(Website and app data records)
[Start of Attachment]

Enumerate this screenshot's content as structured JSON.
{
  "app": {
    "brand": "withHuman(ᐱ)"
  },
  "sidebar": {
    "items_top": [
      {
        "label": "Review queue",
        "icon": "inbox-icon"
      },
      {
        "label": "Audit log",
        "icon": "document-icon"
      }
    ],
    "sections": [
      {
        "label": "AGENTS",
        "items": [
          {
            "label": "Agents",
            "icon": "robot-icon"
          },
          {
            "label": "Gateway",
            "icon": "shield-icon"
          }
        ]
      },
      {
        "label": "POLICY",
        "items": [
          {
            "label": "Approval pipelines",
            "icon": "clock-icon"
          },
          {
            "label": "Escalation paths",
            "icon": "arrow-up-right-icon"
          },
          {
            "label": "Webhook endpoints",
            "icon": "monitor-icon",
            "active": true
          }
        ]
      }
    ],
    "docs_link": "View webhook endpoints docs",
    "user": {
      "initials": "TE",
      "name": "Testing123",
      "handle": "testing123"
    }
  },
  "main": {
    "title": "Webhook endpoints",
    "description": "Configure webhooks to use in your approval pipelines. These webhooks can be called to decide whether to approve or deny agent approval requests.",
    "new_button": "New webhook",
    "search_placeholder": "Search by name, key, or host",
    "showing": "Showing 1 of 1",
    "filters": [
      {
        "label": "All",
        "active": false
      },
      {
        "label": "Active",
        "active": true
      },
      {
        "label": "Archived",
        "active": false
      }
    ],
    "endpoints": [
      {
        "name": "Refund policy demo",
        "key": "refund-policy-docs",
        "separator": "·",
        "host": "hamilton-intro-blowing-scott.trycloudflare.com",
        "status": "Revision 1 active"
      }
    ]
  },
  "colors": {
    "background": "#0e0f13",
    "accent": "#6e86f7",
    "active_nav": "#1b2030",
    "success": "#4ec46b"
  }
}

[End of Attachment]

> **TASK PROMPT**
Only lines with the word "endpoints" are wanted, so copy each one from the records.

> **SOLUTION TO THIS PROBLEM**
            "label": "Webhook endpoints",
    "docs_link": "View webhook endpoints docs",
    "title": "Webhook endpoints",
    "endpoints": [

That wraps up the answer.